This issue came to light when a Bench comprising Justices Hrishikesh Roy and Prashant Kumar Mishra deliberated on the plea and subsequently allowed Ram Issrani, the 64-year-old businessman in question, to petition the vacation benches for a bail plea.

An official statement following the hearing declared, “Issue notice, returnable in three weeks. Dasti notice on the Standing Counsel through the Central Agency Section, in addition,” as published by legal news outlet Bar and Bench.

The core of the businessman’s contention lies in his experiences last August. Ram Issrani argued that not only was he summoned to the ED office at hours which could be deemed unconventional for legal proceedings, but he was also subjected to a prolonged and exhausting examination. His testimony was documented between the late hours of 10:30 PM and the early hours of 3:00 AM. According to his account, this interrogation process resulted in him being deprived of rest for an extended period of roughly 20 hours. Issrani further alleged that, contrary to the rules of due process, it was recorded that he was arrested at 5:30 AM on August 8th.
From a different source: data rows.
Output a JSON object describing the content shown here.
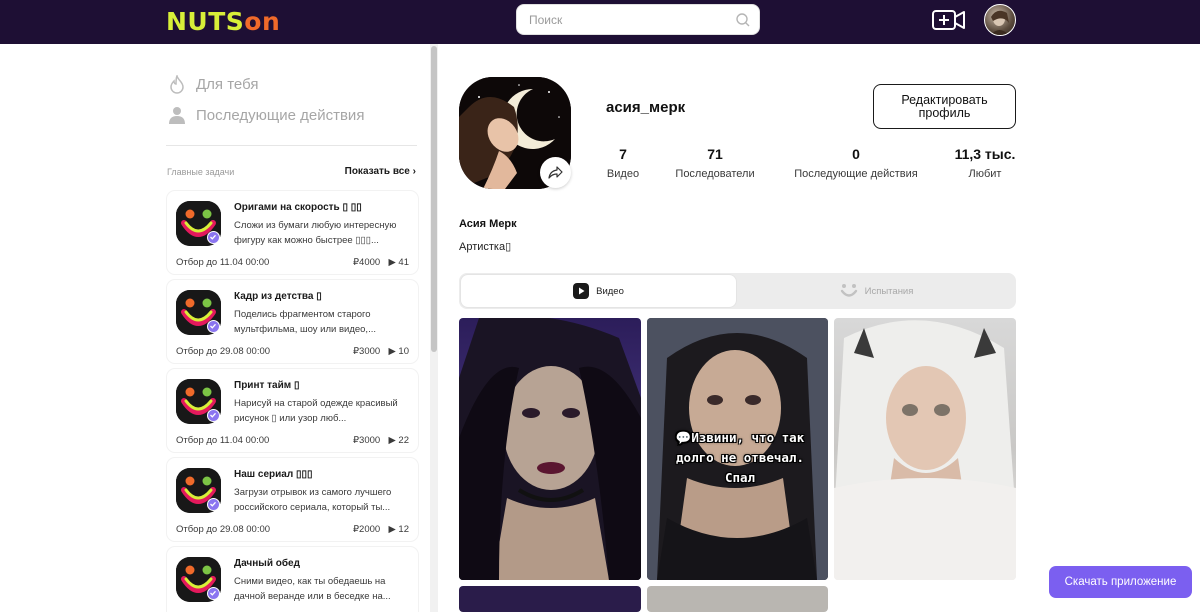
{
  "header": {
    "logo_part1": "NUTS",
    "logo_part2": "on",
    "search_placeholder": "Поиск"
  },
  "sidebar": {
    "nav": [
      {
        "label": "Для тебя",
        "icon": "flame-icon"
      },
      {
        "label": "Последующие действия",
        "icon": "person-icon"
      }
    ],
    "tasks_title": "Главные задачи",
    "show_all": "Показать все",
    "tasks": [
      {
        "title": "Оригами на скорость ▯ ▯▯",
        "desc": "Сложи из бумаги любую интересную фигуру как можно быстрее ▯▯▯...",
        "deadline": "Отбор до 11.04 00:00",
        "prize": "₽4000",
        "views": "41"
      },
      {
        "title": "Кадр из детства ▯",
        "desc": "Поделись фрагментом старого мультфильма, шоу или видео,...",
        "deadline": "Отбор до 29.08 00:00",
        "prize": "₽3000",
        "views": "10"
      },
      {
        "title": "Принт тайм ▯",
        "desc": "Нарисуй на старой одежде красивый рисунок ▯ или узор люб...",
        "deadline": "Отбор до 11.04 00:00",
        "prize": "₽3000",
        "views": "22"
      },
      {
        "title": "Наш сериал ▯▯▯",
        "desc": "Загрузи отрывок из самого лучшего российского сериала, который ты...",
        "deadline": "Отбор до 29.08 00:00",
        "prize": "₽2000",
        "views": "12"
      },
      {
        "title": "Дачный обед",
        "desc": "Сними видео, как ты обедаешь на дачной веранде или в беседке на...",
        "deadline": "",
        "prize": "",
        "views": ""
      }
    ]
  },
  "profile": {
    "username": "асия_мерк",
    "edit_label": "Редактировать профиль",
    "stats": [
      {
        "value": "7",
        "label": "Видео"
      },
      {
        "value": "71",
        "label": "Последователи"
      },
      {
        "value": "0",
        "label": "Последующие действия"
      },
      {
        "value": "11,3 тыс.",
        "label": "Любит"
      }
    ],
    "real_name": "Асия Мерк",
    "bio": "Артистка▯"
  },
  "tabs": [
    {
      "label": "Видео",
      "active": true
    },
    {
      "label": "Испытания",
      "active": false
    }
  ],
  "videos": {
    "caption": "💬Извини, что так долго не отвечал. Спал"
  },
  "download_label": "Скачать приложение",
  "colors": {
    "header_bg": "#1e0f34",
    "logo_yellow": "#d8ef38",
    "logo_orange": "#f06a2a",
    "accent_purple": "#7b5ff0"
  }
}
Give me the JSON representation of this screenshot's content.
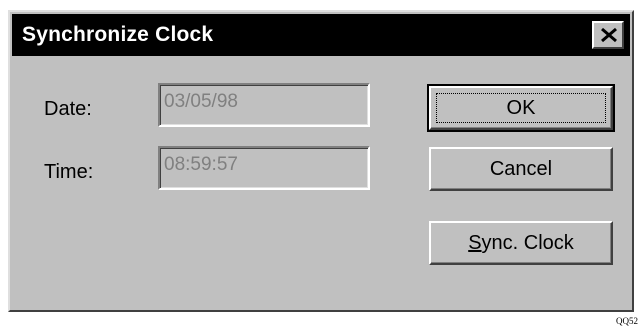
{
  "window": {
    "title": "Synchronize Clock",
    "close_icon": "close-icon"
  },
  "fields": {
    "date_label": "Date:",
    "date_value": "03/05/98",
    "time_label": "Time:",
    "time_value": "08:59:57"
  },
  "buttons": {
    "ok_label": "OK",
    "cancel_label": "Cancel",
    "sync_mnemonic": "S",
    "sync_rest": "ync. Clock"
  },
  "footnote": "QQ52"
}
At the heart of Issrani’s legal representation before the Supreme Court, there surfaced a poignant accusation that upon his arrest, he was not promptly presented before a magistrate, a required procedure that serves as a safeguard against unlawful detention.

Senior Advocate Kapil Sibal, along with a team of distinguished lawyers, was at the forefront, advocating for the businessman’s legal rights. The narrative painted by Issrani’s legal team starkly contrasts with the expected standards of arrest and detention laid out within the Indian criminal justice system. This includes adherence to reasonable hours for arrest and prompt production before the judicial magistrate.

This occurrence sheds light on the broader discourse regarding the powers vested in agencies like the ED, the methodologies employed in executing their duties, and the rights of individuals who find themselves in the radar of such establishments.

In addition to seeking a response from the ED, the Supreme Court’s intervention may also signify the judiciary’s ongoing commitment to examine and potentially recalibrate the balance between the agency’s authority to investigate and the civil liberties of individuals, particularly in relation to personal liberty and due process.

This case comes at a time when the actions of enforcement agencies are under public and judicial scrutiny for their arrest procedures and prosecutorial tactics. The ED, which specializes in investigating economic crimes and enforcing economic laws, is no stranger to criticism and has been accused in the past of overreach and infringing on rights during its operations.

The repercussions of this summons by the Supreme Court will be closely watched by legal experts and laymen alike, as it could set a precedent for future cases concerning arrest practices and the safeguarding of constitutional rights in India. The response from the ED will be eagerly awaited, as it will offer insight into the agency’s stance on procedural rights and its adherence to legal norms when carrying out arrests.

As the wheels of justice continue to turn, the case of Ram Issrani vs. the Enforcement Directorate promises to be a landmark in Indian jurisprudence, potentially redefining the contours of law enforcement authority and individual rights in cases of arrest and detention. The trial’s outcome is not merely a resolution to a single businessman’s complaint but may emerge as a touchstone for the country’s legal framework governing individual liberty and state power.